Throughout the campaign, Frye and Bond took similar stances on District 5 issues. They both advocated for a police substation to be built in northwest Wichita, saying it is one of the fastest-growing areas of the city. They emphasized taking care of the city’s needs such as finding an adequate water supply, replacing aging water and sewer lines, improving the bus system and repairing deteriorating streets before tackling the wants.
Frye’s campaign ended up raising about $29,000, while the Bond campaign raised approximately $5,000.
“It’s important in getting the message out and being able to communicate to the voters – it certainly helps,” Frye said. “How much of a difference I don’t know, but I didn’t want to take any chances.”
The race between Frye and Bond was fairly tight all evening Tuesday until Frye started pulling away toward the end of the night. Bond, at his watch party at Larry Bud’s, was confident early in the night that he could catch up with Frye and win.
“If I win, I think I’m going to sneak up on him,” he had said earlier in the evening. “He thinks he’s got this won.”
Bond said he left Frye a voice mail congratulating him on the win, and “if he wanted to talk later about the future of Wichita,” he’d “be available.”
“I think we ran a good race with the small amount of money we had compared to his,” Bond said. “We worked really, really hard, and I think we fought a good fight, and I’m not done with helping the city of Wichita.”

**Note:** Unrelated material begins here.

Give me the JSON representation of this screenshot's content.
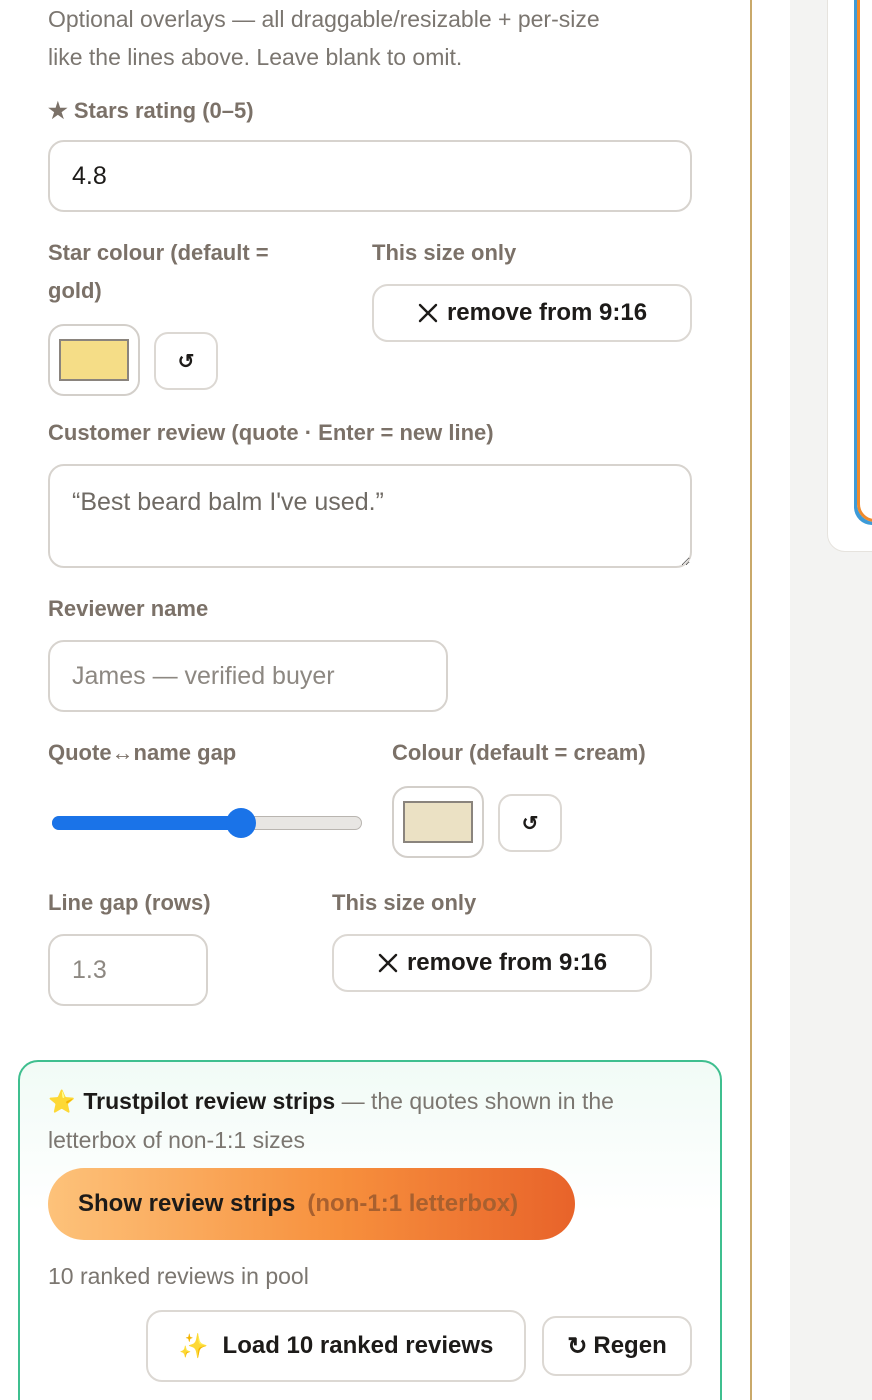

Frye said one of his first priorities on the City Council will be to address the new capital improvement plan, the city’s long-range blueprint for expensive projects.

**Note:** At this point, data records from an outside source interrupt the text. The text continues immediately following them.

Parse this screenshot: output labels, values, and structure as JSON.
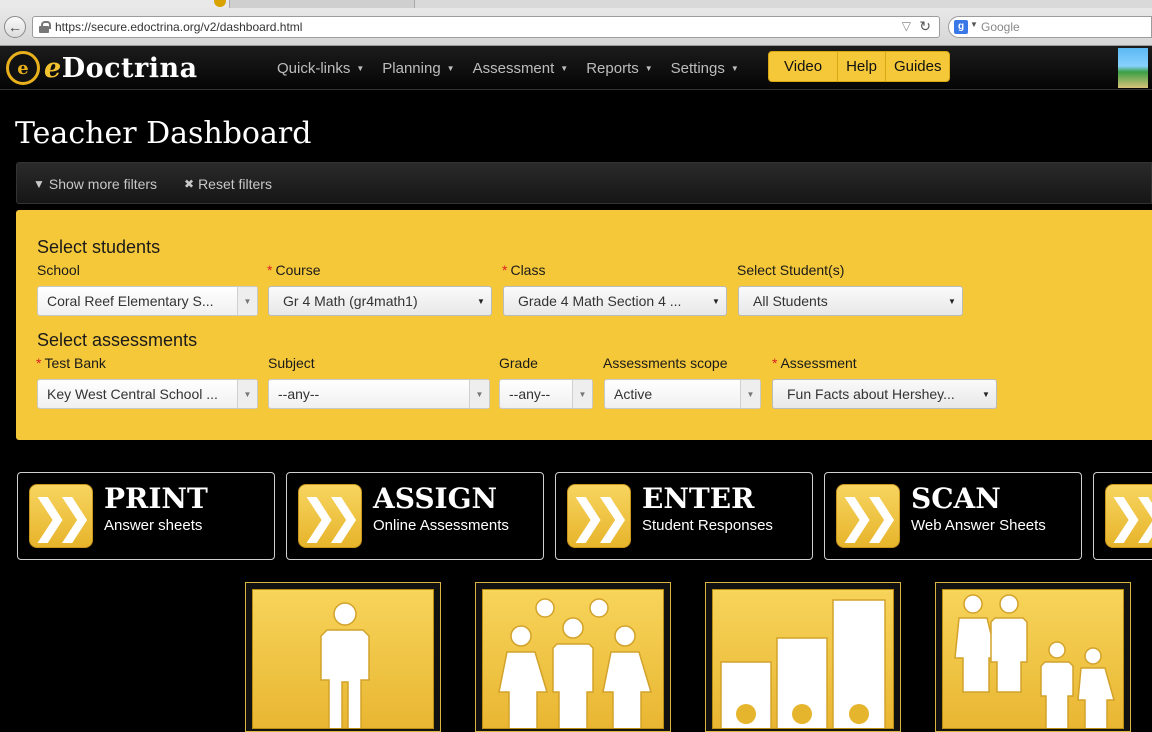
{
  "browser": {
    "url": "https://secure.edoctrina.org/v2/dashboard.html",
    "search_placeholder": "Google"
  },
  "navbar": {
    "brand_prefix": "e",
    "brand_rest": "Doctrina",
    "menu": [
      "Quick-links",
      "Planning",
      "Assessment",
      "Reports",
      "Settings"
    ],
    "help_buttons": [
      "Video",
      "Help",
      "Guides"
    ]
  },
  "page": {
    "title": "Teacher Dashboard",
    "show_filters": "Show more filters",
    "reset_filters": "Reset filters"
  },
  "students": {
    "title": "Select students",
    "school_label": "School",
    "school_value": "Coral Reef Elementary S...",
    "course_label": "Course",
    "course_value": "Gr 4 Math (gr4math1)",
    "class_label": "Class",
    "class_value": "Grade 4 Math Section 4 ...",
    "student_label": "Select Student(s)",
    "student_value": "All Students"
  },
  "assessments": {
    "title": "Select assessments",
    "bank_label": "Test Bank",
    "bank_value": "Key West Central School ...",
    "subject_label": "Subject",
    "subject_value": "--any--",
    "grade_label": "Grade",
    "grade_value": "--any--",
    "scope_label": "Assessments scope",
    "scope_value": "Active",
    "assessment_label": "Assessment",
    "assessment_value": "Fun Facts about Hershey..."
  },
  "actions": [
    {
      "title": "PRINT",
      "subtitle": "Answer sheets"
    },
    {
      "title": "ASSIGN",
      "subtitle": "Online Assessments"
    },
    {
      "title": "ENTER",
      "subtitle": "Student Responses"
    },
    {
      "title": "SCAN",
      "subtitle": "Web Answer Sheets"
    }
  ],
  "tiles": [
    "single-student-icon",
    "student-group-icon",
    "ranking-podium-icon",
    "family-icon"
  ]
}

“I know the CIP is going to get a lot of discussion, and that’s our priorities: getting our roads, police and fire lined up,” Frye said. “Those are campaign issues I hit strong, and I think that’s what people expect, to make sure we’ve got those infrastructure needs taken care of, and it starts with the CIP. We’ve got to review it, hash it out and make sure we’re all in agreement, to see where we go from there.”

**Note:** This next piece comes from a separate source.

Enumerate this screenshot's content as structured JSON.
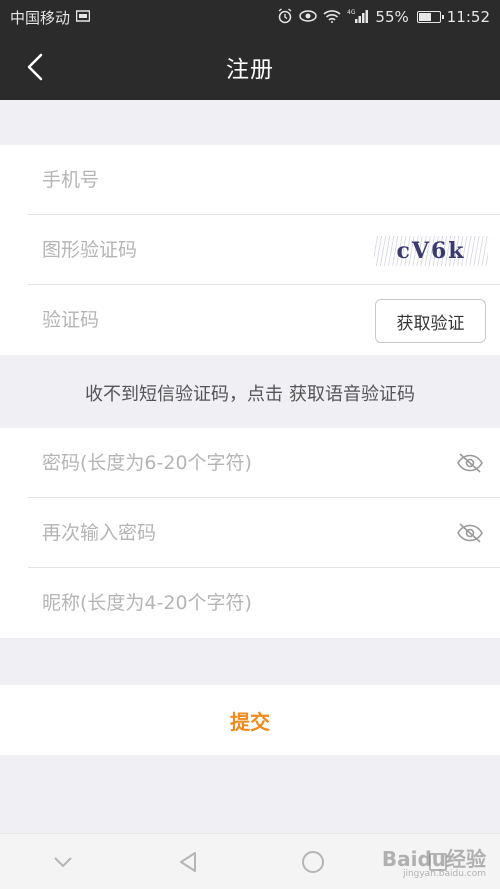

Incumbent Meitzner handily outdistanced runner-up Jim Price in the March primary, and those results were mirrored on Tuesday in District 2 in east and northeast Wichita.
Meitzner, 59, works as a managing partner of a consulting firm. Price, 43, works in construction.
In his first four years as a City Council member, Meitzner said during the campaign, he counted the expansion of East Kellogg as one of his successes.
Meitzner did not return calls seeking comment.
In District 4 in southwest Wichita, incumbent council member Blubaugh retained his seat by outpolling his opponent, Josh Shorter, 62 percent to 37 percent.
Blubaugh was elected to the council two years ago to replace Michael O’Donnell, whose seat was vacated when he was elected to the state Senate.
Blubaugh, 43, owns a real estate business with his wife.
He said he felt like he had been campaigning for the past two years since being appointed to the council.
He said his primary focus is on growing exports and reducing the amount of illegal dumping in his district. District 4 plays host to a large amount of manufacturing companies, and he said he sees potential for growth there.
“The next four years is going to be a great opportunity to move the needle forward on the economy,” Blubaugh said.
Shorter, 26, who is the chief operating officer of Integrated Components, had stated during the campaign that he thought that government is broken and has underfunded key services such as police, fire departments and roads.
The city pays City Council members about $36,000 a year each for the part-time job.
Contributing: Kelsey Ryan of the Eagle